Researchers have identified a new group of molecules with an antibacterial effect against many antibiotic-resistant bacteria. Since the properties of the molecules can easily be altered chemically, the hope is to develop new, effective antibiotics with few side effects. The study appears in PNAS.
Increasing antibiotic resistance is a great concern as few new antibiotics have been developed in the past 50 years.
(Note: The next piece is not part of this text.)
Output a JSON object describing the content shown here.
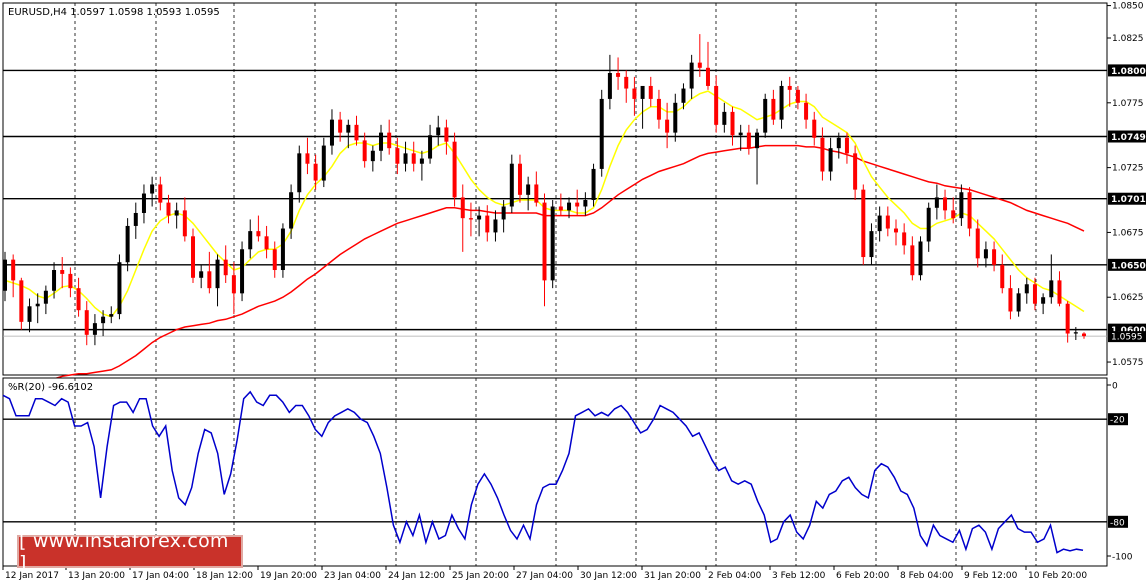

Most antibiotics work by inhibiting the bacteria’s ability to form a protective cell wall, causing the bacteria to crack (cell lysis). Besides the well-known penicillin, which inhibits enzymes building up the wall, newer antibiotics such as daptomycin or the recently discovered teixobactin bind to a special molecule, lipid II. All bacteria need lipid II as a building block for the cell wall. Antibiotics that bind to Lipid II are usually very large and complex molecules and therefore more difficult to improve with chemical methods. These molecules are in addition mostly inactive against a group of problematic bacteria, which are surrounded by an additional layer, the outer membrane, that hinders penetration of these antibacterials.
“Lipid II is a very attractive target for new antibiotics. We have identified the first small antibacterial compounds that work by binding to this lipid molecule, and in our study, we found no resistant bacterial mutants, which is very promising,” says Birgitta Henriques Normark, professor at the Department of Microbiology, Tumor and Cell Biology, Karolinska Institutet, and one of the article’s three corresponding authors.
For this study, published in PNAS, researchers tested a large number of chemical compounds for their ability to lyse pneumococci – the most common cause of community-acquired pneumonia. After a careful follow-up of active compounds from this screening, the researchers found that a group of molecules called THCz inhibits the formation of the cell wall of the bacterium by binding to lipid II. The molecules could also prevent the formation of the sugar capsule that pneumococci need to escape the immune system and to cause disease.
Small molecules offer several benefits, noted Fredrik Almqvist, professor at Umeå University and one of the corresponding authors: “The advantage of small molecules like these is that they are more easy to change chemically. We hope to be able to change THCz so that the antibacterial effect increases and any negative effects on human cells decrease.”
Laboratory work with THCz showed it has an antibacterial effect against many antibiotic-resistant bacteria, such as methicillin-resistant staphylococci (MRSA), vancomycin-resistant enterococci (VRE), and penicillin-resistant pneumococci (PNSP). An antibacterial effect was also found against gonococci, which causes gonorrhoea, and mycobacteria, bacteria that can cause severe diseases such as tuberculosis in humans. None of the bacteria managed to develop resistance to THCz in a laboratory environment.
“We will now also initiate attempts to change the THCz molecule, allowing it to penetrate the outer cell membrane found in some, especially intractable, multi-resistant bacteria,” says Tanja Schneider, professor at the Institute of Pharmaceutical Microbiology at the University of Bonn and one of the corresponding authors.
Source: Karolinska Institutet